Assignment
All the data should come back exactly as it was given.
*** Data for the task Section Begins ***
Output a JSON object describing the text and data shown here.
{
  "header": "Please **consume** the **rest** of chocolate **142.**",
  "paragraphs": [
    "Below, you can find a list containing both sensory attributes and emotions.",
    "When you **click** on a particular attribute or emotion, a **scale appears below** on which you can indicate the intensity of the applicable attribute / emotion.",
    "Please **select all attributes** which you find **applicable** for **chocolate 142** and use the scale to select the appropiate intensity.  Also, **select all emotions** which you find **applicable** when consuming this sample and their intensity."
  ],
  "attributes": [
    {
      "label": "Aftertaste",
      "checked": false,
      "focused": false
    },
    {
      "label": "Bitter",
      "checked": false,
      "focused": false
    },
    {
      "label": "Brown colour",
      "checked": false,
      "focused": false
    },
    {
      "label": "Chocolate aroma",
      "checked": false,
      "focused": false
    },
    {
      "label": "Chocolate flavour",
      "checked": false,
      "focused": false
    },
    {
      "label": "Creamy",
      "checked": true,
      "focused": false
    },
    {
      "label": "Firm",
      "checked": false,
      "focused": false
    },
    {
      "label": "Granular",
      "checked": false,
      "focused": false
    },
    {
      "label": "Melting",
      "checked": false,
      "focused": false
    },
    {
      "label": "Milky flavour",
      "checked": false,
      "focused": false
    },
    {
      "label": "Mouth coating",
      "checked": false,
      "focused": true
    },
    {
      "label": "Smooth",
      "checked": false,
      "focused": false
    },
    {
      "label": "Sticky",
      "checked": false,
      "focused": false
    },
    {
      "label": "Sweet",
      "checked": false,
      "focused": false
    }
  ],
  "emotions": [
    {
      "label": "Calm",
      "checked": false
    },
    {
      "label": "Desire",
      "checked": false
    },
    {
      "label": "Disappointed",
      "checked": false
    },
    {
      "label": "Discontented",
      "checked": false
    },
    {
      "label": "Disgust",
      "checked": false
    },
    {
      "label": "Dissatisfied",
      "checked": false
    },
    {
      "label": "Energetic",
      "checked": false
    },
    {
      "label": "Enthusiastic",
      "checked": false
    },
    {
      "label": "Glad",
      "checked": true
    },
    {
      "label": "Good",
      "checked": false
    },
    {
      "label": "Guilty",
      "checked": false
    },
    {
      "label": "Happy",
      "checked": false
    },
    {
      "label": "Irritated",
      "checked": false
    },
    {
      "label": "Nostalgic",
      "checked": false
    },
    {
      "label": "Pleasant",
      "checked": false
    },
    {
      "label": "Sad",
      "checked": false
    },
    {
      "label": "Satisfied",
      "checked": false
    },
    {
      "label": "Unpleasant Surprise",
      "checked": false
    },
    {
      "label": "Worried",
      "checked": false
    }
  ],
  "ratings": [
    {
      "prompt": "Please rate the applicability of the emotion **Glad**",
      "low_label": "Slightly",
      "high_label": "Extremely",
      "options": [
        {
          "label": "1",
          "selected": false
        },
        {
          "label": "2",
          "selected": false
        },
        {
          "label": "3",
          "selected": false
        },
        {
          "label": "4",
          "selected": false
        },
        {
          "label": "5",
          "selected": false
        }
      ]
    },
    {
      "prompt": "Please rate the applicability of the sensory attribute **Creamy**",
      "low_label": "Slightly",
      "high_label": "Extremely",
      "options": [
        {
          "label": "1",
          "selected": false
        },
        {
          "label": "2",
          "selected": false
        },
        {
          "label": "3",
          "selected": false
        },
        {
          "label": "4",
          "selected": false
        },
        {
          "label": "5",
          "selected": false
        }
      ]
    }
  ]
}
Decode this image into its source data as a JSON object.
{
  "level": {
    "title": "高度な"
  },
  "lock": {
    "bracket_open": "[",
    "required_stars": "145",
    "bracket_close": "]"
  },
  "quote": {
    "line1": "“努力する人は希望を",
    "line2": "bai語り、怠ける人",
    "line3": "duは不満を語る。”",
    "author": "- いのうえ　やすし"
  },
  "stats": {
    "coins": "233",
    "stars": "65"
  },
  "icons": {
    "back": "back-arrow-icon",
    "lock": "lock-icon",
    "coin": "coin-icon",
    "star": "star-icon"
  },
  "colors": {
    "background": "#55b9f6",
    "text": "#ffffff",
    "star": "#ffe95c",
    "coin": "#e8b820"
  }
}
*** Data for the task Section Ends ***
Task answer
Output a JSON object describing the text and data shown here.
{
  "header": "Please **consume** the **rest** of chocolate **142.**",
  "paragraphs": [
    "Below, you can find a list containing both sensory attributes and emotions.",
    "When you **click** on a particular attribute or emotion, a **scale appears below** on which you can indicate the intensity of the applicable attribute / emotion.",
    "Please **select all attributes** which you find **applicable** for **chocolate 142** and use the scale to select the appropiate intensity.  Also, **select all emotions** which you find **applicable** when consuming this sample and their intensity."
  ],
  "attributes": [
    {
      "label": "Aftertaste",
      "checked": false,
      "focused": false
    },
    {
      "label": "Bitter",
      "checked": false,
      "focused": false
    },
    {
      "label": "Brown colour",
      "checked": false,
      "focused": false
    },
    {
      "label": "Chocolate aroma",
      "checked": false,
      "focused": false
    },
    {
      "label": "Chocolate flavour",
      "checked": false,
      "focused": false
    },
    {
      "label": "Creamy",
      "checked": true,
      "focused": false
    },
    {
      "label": "Firm",
      "checked": false,
      "focused": false
    },
    {
      "label": "Granular",
      "checked": false,
      "focused": false
    },
    {
      "label": "Melting",
      "checked": false,
      "focused": false
    },
    {
      "label": "Milky flavour",
      "checked": false,
      "focused": false
    },
    {
      "label": "Mouth coating",
      "checked": false,
      "focused": true
    },
    {
      "label": "Smooth",
      "checked": false,
      "focused": false
    },
    {
      "label": "Sticky",
      "checked": false,
      "focused": false
    },
    {
      "label": "Sweet",
      "checked": false,
      "focused": false
    }
  ],
  "emotions": [
    {
      "label": "Calm",
      "checked": false
    },
    {
      "label": "Desire",
      "checked": false
    },
    {
      "label": "Disappointed",
      "checked": false
    },
    {
      "label": "Discontented",
      "checked": false
    },
    {
      "label": "Disgust",
      "checked": false
    },
    {
      "label": "Dissatisfied",
      "checked": false
    },
    {
      "label": "Energetic",
      "checked": false
    },
    {
      "label": "Enthusiastic",
      "checked": false
    },
    {
      "label": "Glad",
      "checked": true
    },
    {
      "label": "Good",
      "checked": false
    },
    {
      "label": "Guilty",
      "checked": false
    },
    {
      "label": "Happy",
      "checked": false
    },
    {
      "label": "Irritated",
      "checked": false
    },
    {
      "label": "Nostalgic",
      "checked": false
    },
    {
      "label": "Pleasant",
      "checked": false
    },
    {
      "label": "Sad",
      "checked": false
    },
    {
      "label": "Satisfied",
      "checked": false
    },
    {
      "label": "Unpleasant Surprise",
      "checked": false
    },
    {
      "label": "Worried",
      "checked": false
    }
  ],
  "ratings": [
    {
      "prompt": "Please rate the applicability of the emotion **Glad**",
      "low_label": "Slightly",
      "high_label": "Extremely",
      "options": [
        {
          "label": "1",
          "selected": false
        },
        {
          "label": "2",
          "selected": false
        },
        {
          "label": "3",
          "selected": false
        },
        {
          "label": "4",
          "selected": false
        },
        {
          "label": "5",
          "selected": false
        }
      ]
    },
    {
      "prompt": "Please rate the applicability of the sensory attribute **Creamy**",
      "low_label": "Slightly",
      "high_label": "Extremely",
      "options": [
        {
          "label": "1",
          "selected": false
        },
        {
          "label": "2",
          "selected": false
        },
        {
          "label": "3",
          "selected": false
        },
        {
          "label": "4",
          "selected": false
        },
        {
          "label": "5",
          "selected": false
        }
      ]
    }
  ]
}
Decode this image into its source data as a JSON object.
{
  "level": {
    "title": "高度な"
  },
  "lock": {
    "bracket_open": "[",
    "required_stars": "145",
    "bracket_close": "]"
  },
  "quote": {
    "line1": "“努力する人は希望を",
    "line2": "bai語り、怠ける人",
    "line3": "duは不満を語る。”",
    "author": "- いのうえ　やすし"
  },
  "stats": {
    "coins": "233",
    "stars": "65"
  },
  "icons": {
    "back": "back-arrow-icon",
    "lock": "lock-icon",
    "coin": "coin-icon",
    "star": "star-icon"
  },
  "colors": {
    "background": "#55b9f6",
    "text": "#ffffff",
    "star": "#ffe95c",
    "coin": "#e8b820"
  }
}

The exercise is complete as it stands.